Teens, traffic officials talk about distracted driving The deaths of 10 young people in car crashes in Minnesota this spring may help spur nationwide changes in traffic laws. Traffic officials and high school students discussed the recent rash of fatal accidents -- many blamed on distracted driving -- at a conference Tuesday in Oakdale.4:44 p.m.
Afghans Skeptical Peace Talks Will Bring Stability
President Hamid Karzai's much delayed peace jirga, or assembly, gets under way in Kabul on Wednesday. Delegates will discuss ways to persuade insurgents to lay down their weapons. But many war-weary Afghans aren't optimistic the conference will produce meaningful results.
Flotilla Activist Shares Her Account Of Deadly Raid
Details are still emerging about what happened Monday when a flotilla carrying aid to the Gaza Strip was raided by Israeli forces. Huwaida Arraf, an activist who was on one of those ships, talks to Robert Siegel. Arraf is with the Free Gaza Movement, which organized the flotilla.

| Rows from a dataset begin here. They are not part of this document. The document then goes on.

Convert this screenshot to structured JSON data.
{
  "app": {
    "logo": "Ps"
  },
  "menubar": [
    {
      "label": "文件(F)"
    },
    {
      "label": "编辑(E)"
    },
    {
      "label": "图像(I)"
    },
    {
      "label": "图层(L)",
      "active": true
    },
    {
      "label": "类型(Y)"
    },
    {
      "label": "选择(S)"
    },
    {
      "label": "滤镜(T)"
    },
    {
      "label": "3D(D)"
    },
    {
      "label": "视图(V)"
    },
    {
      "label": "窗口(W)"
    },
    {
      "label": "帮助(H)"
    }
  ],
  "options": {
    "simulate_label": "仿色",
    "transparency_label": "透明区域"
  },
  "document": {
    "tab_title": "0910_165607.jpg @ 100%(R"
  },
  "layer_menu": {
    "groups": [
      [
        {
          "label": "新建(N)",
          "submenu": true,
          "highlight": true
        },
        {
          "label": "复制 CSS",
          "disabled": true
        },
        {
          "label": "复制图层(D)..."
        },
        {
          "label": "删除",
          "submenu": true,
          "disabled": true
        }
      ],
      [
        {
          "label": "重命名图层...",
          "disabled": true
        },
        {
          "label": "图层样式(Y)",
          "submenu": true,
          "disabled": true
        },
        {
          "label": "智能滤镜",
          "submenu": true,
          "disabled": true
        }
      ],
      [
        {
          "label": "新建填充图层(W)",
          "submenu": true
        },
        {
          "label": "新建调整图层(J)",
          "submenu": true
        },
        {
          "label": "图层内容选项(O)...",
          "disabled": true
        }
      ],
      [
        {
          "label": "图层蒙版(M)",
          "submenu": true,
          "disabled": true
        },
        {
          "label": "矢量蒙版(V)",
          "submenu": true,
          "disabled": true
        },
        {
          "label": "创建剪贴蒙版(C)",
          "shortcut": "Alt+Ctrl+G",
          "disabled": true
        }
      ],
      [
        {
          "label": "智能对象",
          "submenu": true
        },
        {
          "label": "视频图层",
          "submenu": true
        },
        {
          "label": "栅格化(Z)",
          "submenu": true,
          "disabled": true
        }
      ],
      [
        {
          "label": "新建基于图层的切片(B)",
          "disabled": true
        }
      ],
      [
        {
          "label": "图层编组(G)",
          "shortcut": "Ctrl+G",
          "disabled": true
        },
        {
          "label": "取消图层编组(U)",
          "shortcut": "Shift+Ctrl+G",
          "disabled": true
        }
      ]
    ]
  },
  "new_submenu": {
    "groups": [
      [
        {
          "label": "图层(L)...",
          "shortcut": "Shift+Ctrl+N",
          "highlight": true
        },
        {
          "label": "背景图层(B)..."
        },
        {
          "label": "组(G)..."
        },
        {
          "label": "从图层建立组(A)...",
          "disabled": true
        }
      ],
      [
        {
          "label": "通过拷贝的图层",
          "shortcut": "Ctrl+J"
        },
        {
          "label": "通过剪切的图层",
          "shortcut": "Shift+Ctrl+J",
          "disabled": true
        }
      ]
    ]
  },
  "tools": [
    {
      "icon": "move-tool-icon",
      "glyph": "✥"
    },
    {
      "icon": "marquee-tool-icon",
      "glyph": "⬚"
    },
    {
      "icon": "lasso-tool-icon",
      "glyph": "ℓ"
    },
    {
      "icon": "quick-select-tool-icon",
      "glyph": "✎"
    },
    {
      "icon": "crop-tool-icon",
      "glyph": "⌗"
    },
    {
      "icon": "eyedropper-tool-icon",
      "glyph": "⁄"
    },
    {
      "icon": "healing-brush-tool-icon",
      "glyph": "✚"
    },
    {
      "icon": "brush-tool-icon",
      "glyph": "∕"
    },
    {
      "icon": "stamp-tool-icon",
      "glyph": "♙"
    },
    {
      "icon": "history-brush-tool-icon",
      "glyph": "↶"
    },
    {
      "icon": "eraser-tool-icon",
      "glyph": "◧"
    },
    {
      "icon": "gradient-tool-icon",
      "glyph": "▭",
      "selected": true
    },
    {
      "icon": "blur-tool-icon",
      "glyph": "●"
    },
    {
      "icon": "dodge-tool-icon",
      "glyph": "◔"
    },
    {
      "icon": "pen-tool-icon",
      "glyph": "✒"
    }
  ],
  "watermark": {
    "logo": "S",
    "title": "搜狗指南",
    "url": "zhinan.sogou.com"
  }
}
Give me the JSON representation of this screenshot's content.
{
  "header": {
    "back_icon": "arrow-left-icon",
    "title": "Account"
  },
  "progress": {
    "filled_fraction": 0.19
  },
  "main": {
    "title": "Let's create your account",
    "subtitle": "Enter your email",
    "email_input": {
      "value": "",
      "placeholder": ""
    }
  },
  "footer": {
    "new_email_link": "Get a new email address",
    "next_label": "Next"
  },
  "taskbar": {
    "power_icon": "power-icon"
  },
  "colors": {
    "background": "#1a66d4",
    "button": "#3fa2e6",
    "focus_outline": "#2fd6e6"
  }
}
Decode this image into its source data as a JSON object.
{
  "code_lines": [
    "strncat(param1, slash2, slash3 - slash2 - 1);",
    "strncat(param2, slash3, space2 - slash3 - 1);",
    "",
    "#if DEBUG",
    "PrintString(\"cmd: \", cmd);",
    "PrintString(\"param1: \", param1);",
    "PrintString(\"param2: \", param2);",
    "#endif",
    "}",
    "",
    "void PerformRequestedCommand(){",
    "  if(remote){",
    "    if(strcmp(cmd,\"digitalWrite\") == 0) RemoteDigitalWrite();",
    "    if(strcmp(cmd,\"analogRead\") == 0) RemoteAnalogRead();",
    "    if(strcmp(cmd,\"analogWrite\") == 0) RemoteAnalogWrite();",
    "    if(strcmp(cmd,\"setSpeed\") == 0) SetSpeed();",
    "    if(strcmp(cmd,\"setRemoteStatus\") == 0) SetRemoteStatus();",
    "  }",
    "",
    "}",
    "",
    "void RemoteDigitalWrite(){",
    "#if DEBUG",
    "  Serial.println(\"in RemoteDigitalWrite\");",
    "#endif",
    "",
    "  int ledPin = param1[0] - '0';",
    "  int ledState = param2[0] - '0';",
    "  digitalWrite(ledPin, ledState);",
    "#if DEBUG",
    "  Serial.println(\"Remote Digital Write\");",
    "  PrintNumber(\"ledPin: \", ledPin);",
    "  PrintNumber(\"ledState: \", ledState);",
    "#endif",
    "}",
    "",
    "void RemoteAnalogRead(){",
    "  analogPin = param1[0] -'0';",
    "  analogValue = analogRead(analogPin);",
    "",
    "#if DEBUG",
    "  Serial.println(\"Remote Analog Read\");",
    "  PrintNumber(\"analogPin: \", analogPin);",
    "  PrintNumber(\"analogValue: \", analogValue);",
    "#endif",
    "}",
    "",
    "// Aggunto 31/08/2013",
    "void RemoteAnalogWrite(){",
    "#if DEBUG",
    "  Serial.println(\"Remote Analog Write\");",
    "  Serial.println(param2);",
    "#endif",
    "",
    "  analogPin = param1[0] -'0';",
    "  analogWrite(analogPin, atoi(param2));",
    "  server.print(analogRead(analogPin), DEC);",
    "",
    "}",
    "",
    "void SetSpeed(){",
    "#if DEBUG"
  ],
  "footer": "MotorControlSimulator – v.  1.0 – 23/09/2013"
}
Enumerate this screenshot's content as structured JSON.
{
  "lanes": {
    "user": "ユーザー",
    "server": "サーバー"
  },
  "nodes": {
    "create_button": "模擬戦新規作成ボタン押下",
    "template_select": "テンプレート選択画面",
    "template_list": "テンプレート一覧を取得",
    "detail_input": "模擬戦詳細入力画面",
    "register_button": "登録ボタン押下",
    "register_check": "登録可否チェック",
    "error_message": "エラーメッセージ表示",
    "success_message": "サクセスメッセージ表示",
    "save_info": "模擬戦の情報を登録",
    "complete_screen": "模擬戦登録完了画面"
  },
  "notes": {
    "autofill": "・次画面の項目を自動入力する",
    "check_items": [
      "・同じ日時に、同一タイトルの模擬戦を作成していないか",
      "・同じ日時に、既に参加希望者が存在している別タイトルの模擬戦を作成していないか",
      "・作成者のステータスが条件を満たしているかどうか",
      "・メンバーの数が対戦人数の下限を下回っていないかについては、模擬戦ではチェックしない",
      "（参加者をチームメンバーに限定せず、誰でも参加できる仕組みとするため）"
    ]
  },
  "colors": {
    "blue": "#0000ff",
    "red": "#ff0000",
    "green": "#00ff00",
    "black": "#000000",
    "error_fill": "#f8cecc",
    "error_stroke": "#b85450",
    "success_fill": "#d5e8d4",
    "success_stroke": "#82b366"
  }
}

Israeli Spokesman On Commando Raid
Robert Siegel talks to Mark Regev, the spokesman for Israeli Prime Minister Benjamin Netanyahu, about Monday's Israeli commando raid on ships delivering aid to the Gaza Strip. Nine activists were killed.
Obama Vows Thorough Oil Spill Probe
President Obama met Tuesday with the co-chairs of the BP oil spill commission, and said that an independent commission will thoroughly examine all aspects of the disaster. Meanwhile, he's dispatched Attorney General Eric Holder to the Gulf Coast. Holder said Tuesday that federal authorities have opened criminal and civil investigations into the spill.
Exploring The 'Upside Of Irrationality'
Robert Siegel talks to behavioral economist Dan Ariely about his new book, The Upside of Irrationality. The book is a follow-up to his New York Times best-seller, Predictably Irrational, in which Ariely examined a number of biases that lead all of us to make unwise decisions. This time, Ariely explores the flipside to irrationality and how it helps us achieve great things.
Eliminating Al-Qaida's No. 3, Again And Again
Al-Qaida announced Tuesday that its third in command, Mustafa al-Yazid, was killed in a drone attack last month. While U.S. officials are calling his death a big blow to the terrorist group, it might not be such a seminal event. Al-Qaida has lost six so-called No. 3 officials since 2001.
Is 'Compulsory Voting' The Answer?
Brookings scholar William Galston argues that the answer to polarization in U.S. politics is the reluctance of those in the ideological middle to come out and vote.
Book Review: Lichtenstein's 'Lost'
Alan Cheuse reviews a new novel from Alice Lichtenstein, Lost. The book tells the story of a scientist living in New England whose husband is slipping deeper and deeper into Alzheimer's disease. One winter day, he disappears.
Artist Tattoos Indelible Iraq Memorial Into His Skin
Iraqi-born visual artist Wafaa Bilal has turned his own back into a casualty map of the Iraq war. He has the names of cities in Iraq etched into his skin in Arabic script. Around each city, dots represent casualties: red ink for the American soldiers, ultraviolet ink for the Iraqi civilians -- invisible unless seen under black light.
Activist's Account Of Raid Differs From Israeli Version
One of the passengers on the Marmara, raided Monday by Israeli naval commandos in international waters off the coast of the Gaza Strip, gives her account of the battle on board the Turkish ship that left nine dead and dozens wounded. It differs sharply from Israeli accounts. The pro-Palestinian activists who organized the flotilla to deliver aid to Gaza say they have succeeded in putting the Israeli blockade of the coastal territory back in the headlines.